EXERCISE DATA Start Marker

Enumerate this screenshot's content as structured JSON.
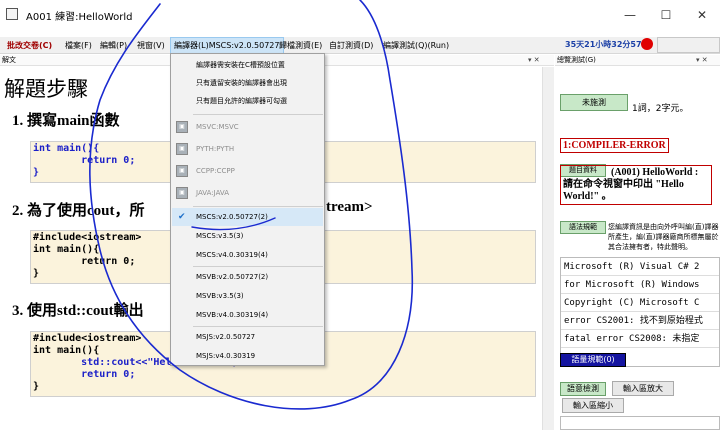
{
  "window": {
    "title": "A001 練習:HelloWorld",
    "minimize": "—",
    "maximize": "☐",
    "close": "✕"
  },
  "menubar": {
    "items": [
      {
        "label": "批改交卷(C)",
        "bold": true
      },
      {
        "label": "檔案(F)"
      },
      {
        "label": "編輯(P)"
      },
      {
        "label": "視窗(V)"
      },
      {
        "label": "編譯器(L)MSCS:v2.0.50727",
        "open": true
      },
      {
        "label": "歸檔測資(E)"
      },
      {
        "label": "自訂測資(D)"
      },
      {
        "label": "編譯測試(Q)(Run)"
      }
    ],
    "timer": "35天21小時32分57秒"
  },
  "left_panel": {
    "header": "解文",
    "pin": "▾ ✕",
    "heading": "解題步驟",
    "step1": "1. 撰寫main函數",
    "step2_prefix": "2. 為了使用cout，所",
    "step2_suffix": "tream>",
    "step3_prefix": "3. 使用std::cout輸出",
    "code1": [
      "int main(){",
      "        return 0;",
      "}"
    ],
    "code2": [
      "#include<iostream>",
      "int main(){",
      "        return 0;",
      "}"
    ],
    "code3_lines": [
      "#include<iostream>",
      "int main(){",
      "        std::cout<<\"Hello World!\";",
      "        return 0;",
      "}"
    ]
  },
  "dropdown": {
    "top_items": [
      "編譯器需安裝在C槽預設位置",
      "只有遺留安裝的編譯器會出現",
      "只有題目允許的編譯器可勾選"
    ],
    "disabled_items": [
      "MSVC:MSVC",
      "PYTH:PYTH",
      "CCPP:CCPP",
      "JAVA:JAVA"
    ],
    "icon_label": "▣",
    "check": "✔",
    "group_mscs": [
      "MSCS:v2.0.50727(2)",
      "MSCS:v3.5(3)",
      "MSCS:v4.0.30319(4)"
    ],
    "group_msvb": [
      "MSVB:v2.0.50727(2)",
      "MSVB:v3.5(3)",
      "MSVB:v4.0.30319(4)"
    ],
    "group_msjs": [
      "MSJS:v2.0.50727",
      "MSJS:v4.0.30319"
    ]
  },
  "right_panel": {
    "header": "總覽測試(G)",
    "pin": "▾ ✕",
    "status_button": "未施測",
    "status_text": "1詞，2字元。",
    "error_label": "1:COMPILER-ERROR",
    "problem_button": "題目資料",
    "problem_text": "(A001) HelloWorld : 請在命令視窗中印出 \"Hello World!\" 。",
    "syntax_button": "語法規範",
    "syntax_note": "您編譯資訊是由向外呼叫編(直)譯器所產生，編(直)譯器廠商所標無屬於其合法擁有者，特此聲明。",
    "console_lines": [
      "Microsoft (R) Visual C# 2",
      "for Microsoft (R) Windows",
      "Copyright (C) Microsoft C",
      "error CS2001: 找不到原始程式",
      "fatal error CS2008: 未指定"
    ],
    "rules_button": "語量規範(0)",
    "test_button": "語意檢測",
    "enlarge_button": "輸入區放大",
    "shrink_button": "輸入區縮小"
  },
  "colors": {
    "accent_blue": "#1c20c8",
    "error_red": "#c00000",
    "ink": "#1a2ad0",
    "code_bg": "#fbf3dc"
  }
}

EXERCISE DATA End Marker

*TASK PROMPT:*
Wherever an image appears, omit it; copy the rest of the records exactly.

*RESPONSE TO THIS TASK:*
Enumerate this screenshot's content as structured JSON.
{
  "window": {
    "title": "A001 練習:HelloWorld",
    "minimize": "—",
    "maximize": "☐",
    "close": "✕"
  },
  "menubar": {
    "items": [
      {
        "label": "批改交卷(C)",
        "bold": true
      },
      {
        "label": "檔案(F)"
      },
      {
        "label": "編輯(P)"
      },
      {
        "label": "視窗(V)"
      },
      {
        "label": "編譯器(L)MSCS:v2.0.50727",
        "open": true
      },
      {
        "label": "歸檔測資(E)"
      },
      {
        "label": "自訂測資(D)"
      },
      {
        "label": "編譯測試(Q)(Run)"
      }
    ],
    "timer": "35天21小時32分57秒"
  },
  "left_panel": {
    "header": "解文",
    "pin": "▾ ✕",
    "heading": "解題步驟",
    "step1": "1. 撰寫main函數",
    "step2_prefix": "2. 為了使用cout，所",
    "step2_suffix": "tream>",
    "step3_prefix": "3. 使用std::cout輸出",
    "code1": [
      "int main(){",
      "        return 0;",
      "}"
    ],
    "code2": [
      "#include<iostream>",
      "int main(){",
      "        return 0;",
      "}"
    ],
    "code3_lines": [
      "#include<iostream>",
      "int main(){",
      "        std::cout<<\"Hello World!\";",
      "        return 0;",
      "}"
    ]
  },
  "dropdown": {
    "top_items": [
      "編譯器需安裝在C槽預設位置",
      "只有遺留安裝的編譯器會出現",
      "只有題目允許的編譯器可勾選"
    ],
    "disabled_items": [
      "MSVC:MSVC",
      "PYTH:PYTH",
      "CCPP:CCPP",
      "JAVA:JAVA"
    ],
    "icon_label": "▣",
    "check": "✔",
    "group_mscs": [
      "MSCS:v2.0.50727(2)",
      "MSCS:v3.5(3)",
      "MSCS:v4.0.30319(4)"
    ],
    "group_msvb": [
      "MSVB:v2.0.50727(2)",
      "MSVB:v3.5(3)",
      "MSVB:v4.0.30319(4)"
    ],
    "group_msjs": [
      "MSJS:v2.0.50727",
      "MSJS:v4.0.30319"
    ]
  },
  "right_panel": {
    "header": "總覽測試(G)",
    "pin": "▾ ✕",
    "status_button": "未施測",
    "status_text": "1詞，2字元。",
    "error_label": "1:COMPILER-ERROR",
    "problem_button": "題目資料",
    "problem_text": "(A001) HelloWorld : 請在命令視窗中印出 \"Hello World!\" 。",
    "syntax_button": "語法規範",
    "syntax_note": "您編譯資訊是由向外呼叫編(直)譯器所產生，編(直)譯器廠商所標無屬於其合法擁有者，特此聲明。",
    "console_lines": [
      "Microsoft (R) Visual C# 2",
      "for Microsoft (R) Windows",
      "Copyright (C) Microsoft C",
      "error CS2001: 找不到原始程式",
      "fatal error CS2008: 未指定"
    ],
    "rules_button": "語量規範(0)",
    "test_button": "語意檢測",
    "enlarge_button": "輸入區放大",
    "shrink_button": "輸入區縮小"
  },
  "colors": {
    "accent_blue": "#1c20c8",
    "error_red": "#c00000",
    "ink": "#1a2ad0",
    "code_bg": "#fbf3dc"
  }
}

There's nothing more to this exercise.